When I was invited to the first night of Alma Deutscher’s opera, Cinderella, I was in two minds. How on earth could a child prodigy of 12 write an opera that wouldn’t be pantomime? The hype was great. The BBC interviewed her for an hour. “60 Minutes” lent her celebratory status soon afterwards. How wrong I was to have any doubts. The Program The opera set in Transylvania was astonishingly good – especially the last two acts – and Opera San José were simply at their very best.

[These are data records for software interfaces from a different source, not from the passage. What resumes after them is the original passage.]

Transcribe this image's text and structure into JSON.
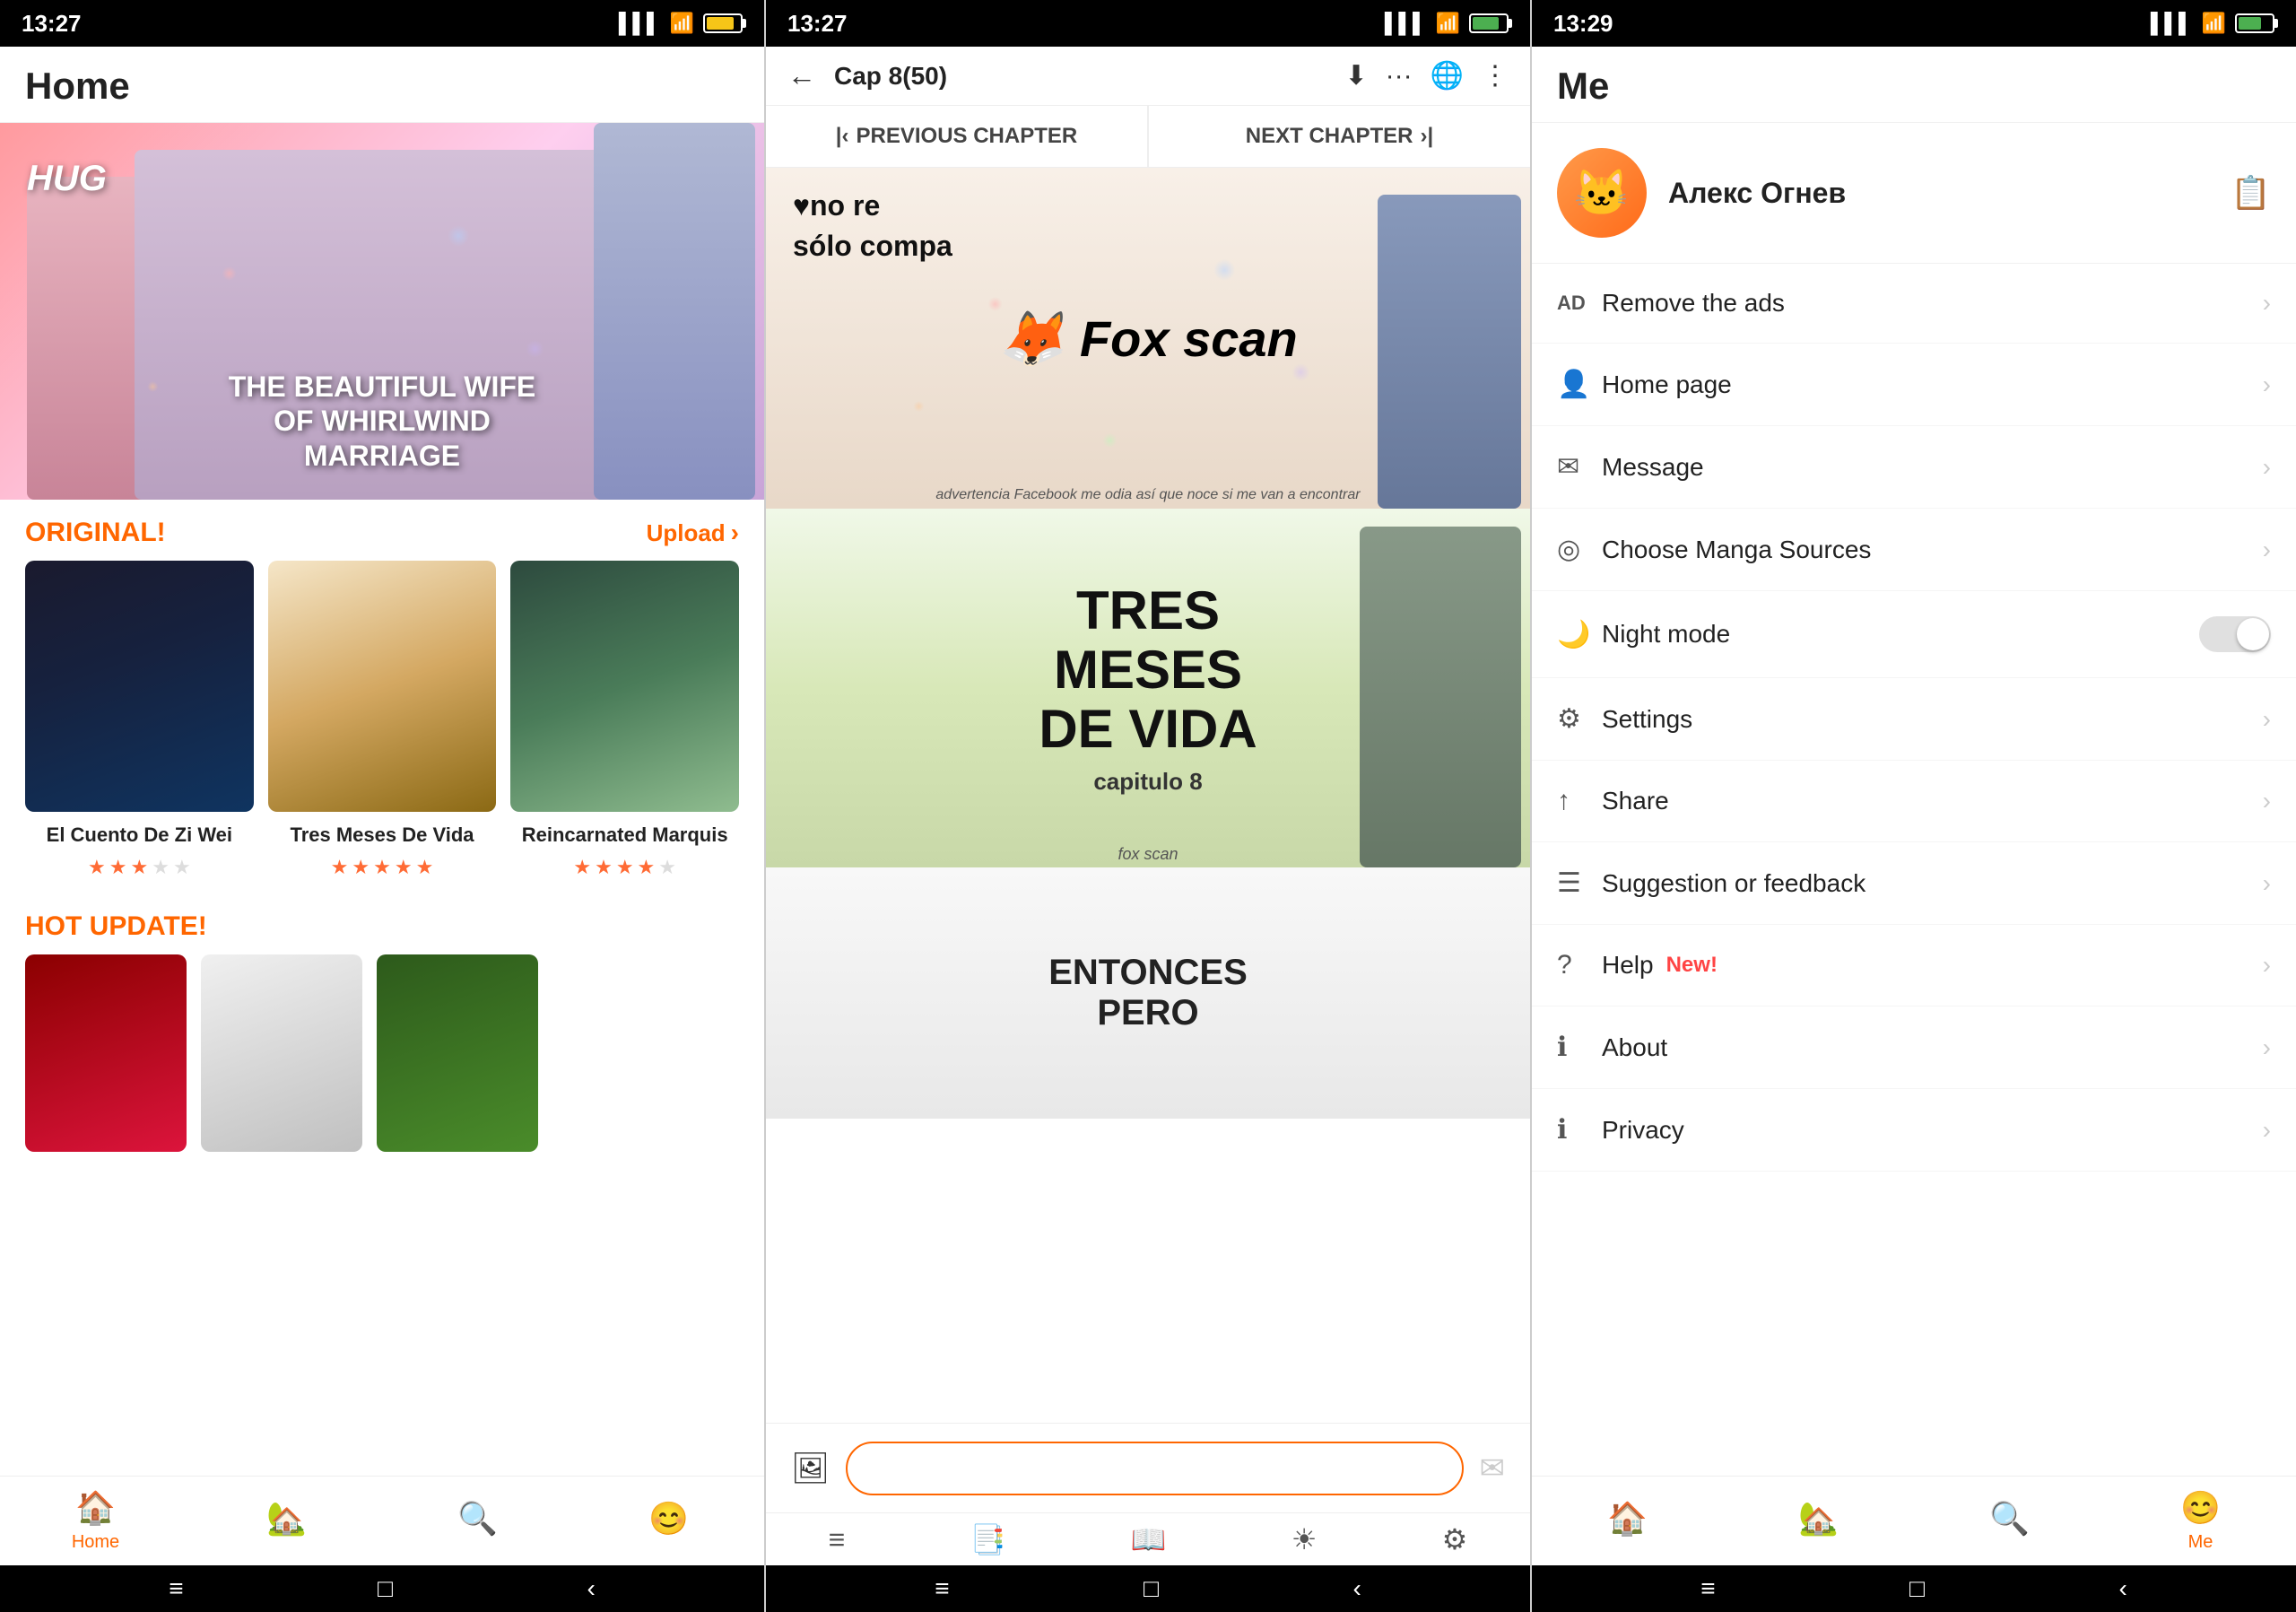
{
  "phone1": {
    "statusBar": {
      "time": "13:27",
      "batteryIcon": "🔋",
      "batteryLevel": 84,
      "signalBars": "📶"
    },
    "header": {
      "title": "Home"
    },
    "heroBanner": {
      "label": "HUG",
      "title": "THE BEAUTIFUL WIFE\nOF WHIRLWIND\nMARRIAGE"
    },
    "originalSection": {
      "title": "ORIGINAL!",
      "uploadLabel": "Upload",
      "chevron": "›"
    },
    "mangaCards": [
      {
        "title": "El Cuento De Zi Wei",
        "stars": [
          true,
          true,
          true,
          false,
          false
        ]
      },
      {
        "title": "Tres Meses De Vida",
        "stars": [
          true,
          true,
          true,
          true,
          true
        ]
      },
      {
        "title": "Reincarnated Marquis",
        "stars": [
          true,
          true,
          true,
          true,
          false
        ]
      }
    ],
    "hotSection": {
      "title": "HOT UPDATE!"
    },
    "bottomNav": [
      {
        "icon": "🏠",
        "label": "Home",
        "active": true
      },
      {
        "icon": "🏠",
        "label": "",
        "active": false
      },
      {
        "icon": "🔍",
        "label": "",
        "active": false
      },
      {
        "icon": "😊",
        "label": "",
        "active": false
      }
    ],
    "navButtons": [
      "≡",
      "□",
      "‹"
    ]
  },
  "phone2": {
    "statusBar": {
      "time": "13:27",
      "batteryIcon": "🔋"
    },
    "readerHeader": {
      "backLabel": "←",
      "title": "Cap 8(50)",
      "actions": [
        "⬇",
        "···",
        "🌐",
        "⋮"
      ]
    },
    "chapterNav": {
      "previous": "PREVIOUS CHAPTER",
      "next": "NEXT CHAPTER"
    },
    "pages": [
      {
        "type": "fox-scan",
        "textOverlay": "♥no re\nsólo compa",
        "brandName": "Fox scan",
        "advertText": "advertencia Facebook me odia así que noce si me van a encontrar"
      },
      {
        "type": "tres-meses",
        "title": "TRES\nMESES\nDE VIDA",
        "capitulo": "capitulo 8",
        "foxScanLabel": "fox scan"
      },
      {
        "type": "entonces",
        "text": "ENTONCES\nPERO"
      }
    ],
    "commentPlaceholder": "",
    "navButtons": [
      "≡",
      "≡≡",
      "☰",
      "☀",
      "⚙"
    ]
  },
  "phone3": {
    "statusBar": {
      "time": "13:29",
      "batteryIcon": "🔋"
    },
    "header": {
      "title": "Me"
    },
    "profile": {
      "name": "Алекс Огнев",
      "avatar": "🐱",
      "editIcon": "📋"
    },
    "menuItems": [
      {
        "icon": "AD",
        "label": "Remove the ads",
        "type": "arrow",
        "badge": ""
      },
      {
        "icon": "👤",
        "label": "Home page",
        "type": "arrow",
        "badge": ""
      },
      {
        "icon": "✉",
        "label": "Message",
        "type": "arrow",
        "badge": ""
      },
      {
        "icon": "◎",
        "label": "Choose Manga Sources",
        "type": "arrow",
        "badge": ""
      },
      {
        "icon": "🌙",
        "label": "Night mode",
        "type": "toggle",
        "badge": ""
      },
      {
        "icon": "⚙",
        "label": "Settings",
        "type": "arrow",
        "badge": ""
      },
      {
        "icon": "↑",
        "label": "Share",
        "type": "arrow",
        "badge": ""
      },
      {
        "icon": "☰",
        "label": "Suggestion or feedback",
        "type": "arrow",
        "badge": ""
      },
      {
        "icon": "?",
        "label": "Help",
        "type": "arrow",
        "badge": "New!"
      },
      {
        "icon": "ℹ",
        "label": "About",
        "type": "arrow",
        "badge": ""
      },
      {
        "icon": "ℹ",
        "label": "Privacy",
        "type": "arrow",
        "badge": ""
      }
    ],
    "bottomNav": [
      {
        "icon": "🏠",
        "label": "",
        "active": false
      },
      {
        "icon": "🏠",
        "label": "",
        "active": false
      },
      {
        "icon": "🔍",
        "label": "",
        "active": false
      },
      {
        "icon": "😊",
        "label": "Me",
        "active": true
      }
    ],
    "navButtons": [
      "≡",
      "□",
      "‹"
    ]
  }
}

Thanks to AUR’s vivacious board member, Debra Tornaben, I was lucky enough to speak to the Palm Beach Round Table about my Travels with an Archaeologist. A hundred or so gathered for a fine lunch in The Pavilion belonging to the Colony Hotel. Here the stars had gathered in the ‘40s and 50s. The old elevator belongs to that golden age and has the smell of perpetually burnished brass. The Pavilion, The Colony Hotel Steeped in Florida’s history, it was a rare pleasure to sit nex
My former colleague, Jim Mathieu, Chief of Staff at the Penn Museum, has kindly loaned me his adviser’s thesis. He knows fully well that it’ll thrill me. It has…. Bernard Wailes was Jim’s adviser, a member of the Penn’s Department of Anthropology since 1961, he was a proverbial gentleman. He published little but his impact on students was great. I first sensed this when he arranged Colin Renfrew’s visit to the Penn Museum along with seventeen junior colleagues including me in